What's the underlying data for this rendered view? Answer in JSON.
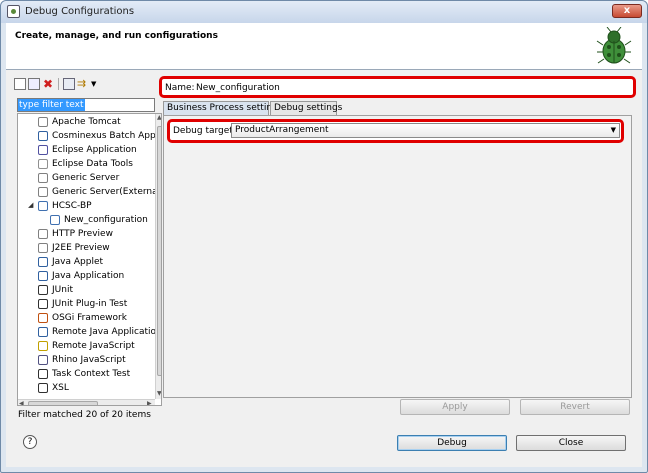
{
  "window": {
    "title": "Debug Configurations",
    "close_label": "x"
  },
  "banner": {
    "title": "Create, manage, and run configurations"
  },
  "left": {
    "filter_placeholder": "type filter text",
    "items": [
      {
        "label": "Apache Tomcat",
        "icon": "server-icon",
        "color": "#808080"
      },
      {
        "label": "Cosminexus Batch Applica",
        "icon": "batch-icon",
        "color": "#3060a0"
      },
      {
        "label": "Eclipse Application",
        "icon": "eclipse-icon",
        "color": "#5050a0"
      },
      {
        "label": "Eclipse Data Tools",
        "icon": "database-icon",
        "color": "#909090"
      },
      {
        "label": "Generic Server",
        "icon": "server-icon",
        "color": "#808080"
      },
      {
        "label": "Generic Server(External L",
        "icon": "server-icon",
        "color": "#808080"
      },
      {
        "label": "HCSC-BP",
        "icon": "hcsc-icon",
        "color": "#4070b0"
      },
      {
        "label": "New_configuration",
        "icon": "hcsc-config-icon",
        "color": "#4070b0"
      },
      {
        "label": "HTTP Preview",
        "icon": "server-icon",
        "color": "#808080"
      },
      {
        "label": "J2EE Preview",
        "icon": "server-icon",
        "color": "#808080"
      },
      {
        "label": "Java Applet",
        "icon": "applet-icon",
        "color": "#3060a0"
      },
      {
        "label": "Java Application",
        "icon": "java-app-icon",
        "color": "#3060a0"
      },
      {
        "label": "JUnit",
        "icon": "junit-icon",
        "color": "#303030"
      },
      {
        "label": "JUnit Plug-in Test",
        "icon": "junit-plugin-icon",
        "color": "#303030"
      },
      {
        "label": "OSGi Framework",
        "icon": "osgi-icon",
        "color": "#c05010"
      },
      {
        "label": "Remote Java Application",
        "icon": "remote-java-icon",
        "color": "#3060a0"
      },
      {
        "label": "Remote JavaScript",
        "icon": "remote-js-icon",
        "color": "#c0a000"
      },
      {
        "label": "Rhino JavaScript",
        "icon": "rhino-icon",
        "color": "#505080"
      },
      {
        "label": "Task Context Test",
        "icon": "task-icon",
        "color": "#303030"
      },
      {
        "label": "XSL",
        "icon": "xsl-icon",
        "color": "#303030"
      }
    ],
    "matched": "Filter matched 20 of 20 items"
  },
  "right": {
    "name_label": "Name:",
    "name_value": "New_configuration",
    "tabs": [
      {
        "label": "Business Process settings"
      },
      {
        "label": "Debug settings"
      }
    ],
    "debug_target_label": "Debug target:",
    "debug_target_value": "ProductArrangement",
    "apply_label": "Apply",
    "revert_label": "Revert"
  },
  "footer": {
    "help_label": "?",
    "debug_label": "Debug",
    "close_label": "Close"
  },
  "colors": {
    "highlight": "#e00000",
    "selection": "#3399ff"
  }
}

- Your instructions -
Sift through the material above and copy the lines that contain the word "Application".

- Result -
        "label": "Eclipse Application",
        "label": "Java Application",
        "label": "Remote Java Application",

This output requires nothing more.